It would be oblivious to deny that Watkins in part shares her visions of sweltering badlands with writers like Joan Didion or Denis Johnson.
It ably captures the provocative open forums that Dawkins and Krauss conduct, but its uneven nature occasionally dulls the effect of these intellectually stimulating conversations.
The film doesn’t temper enough of Cormac McCarthy’s excesses, but Ridley Scott and his ensemble find enough meat in the scenario to make for diverting, bloody pleasure.
The older 3:10 to Yuma harkens back to a time when westerns were westerns, with their own assumed moral systems and thematic boilerplate.

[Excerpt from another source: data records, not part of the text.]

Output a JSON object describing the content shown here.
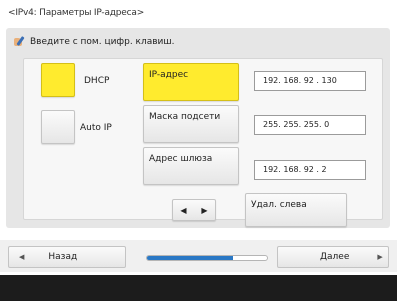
{
  "screen": {
    "title": "<IPv4: Параметры IP-адреса>",
    "hint": "Введите с пом. цифр. клавиш.",
    "hint_icon": "keypad-input-icon"
  },
  "mode": {
    "dhcp_label": "DHCP",
    "dhcp_selected": true,
    "autoip_label": "Auto IP",
    "autoip_selected": false
  },
  "fields": {
    "ip_label": "IP-адрес",
    "ip_value": "192. 168. 92 . 130",
    "ip_selected": true,
    "mask_label": "Маска подсети",
    "mask_value": "255. 255. 255. 0",
    "gateway_label": "Адрес шлюза",
    "gateway_value": "192. 168. 92 . 2"
  },
  "cursor": {
    "left_icon": "◀",
    "right_icon": "▶"
  },
  "delete_left_label": "Удал. слева",
  "navigation": {
    "back_label": "Назад",
    "back_icon": "◀",
    "next_label": "Далее",
    "next_icon": "▶",
    "progress_fraction": 0.72
  },
  "colors": {
    "selected": "#ffeb2e",
    "progress": "#2a78c5"
  }
}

Milo Burke’s America isn’t in the throes of environmental or theocratic chaos, just a long, slow slide into mediocrity.
If the film starts off as a test of Halsey’s will to live, it certainly doesn’t end up that way.
The Coens’ narrations often hint at, but rarely confirm, the existence of deliberate, supernatural forces.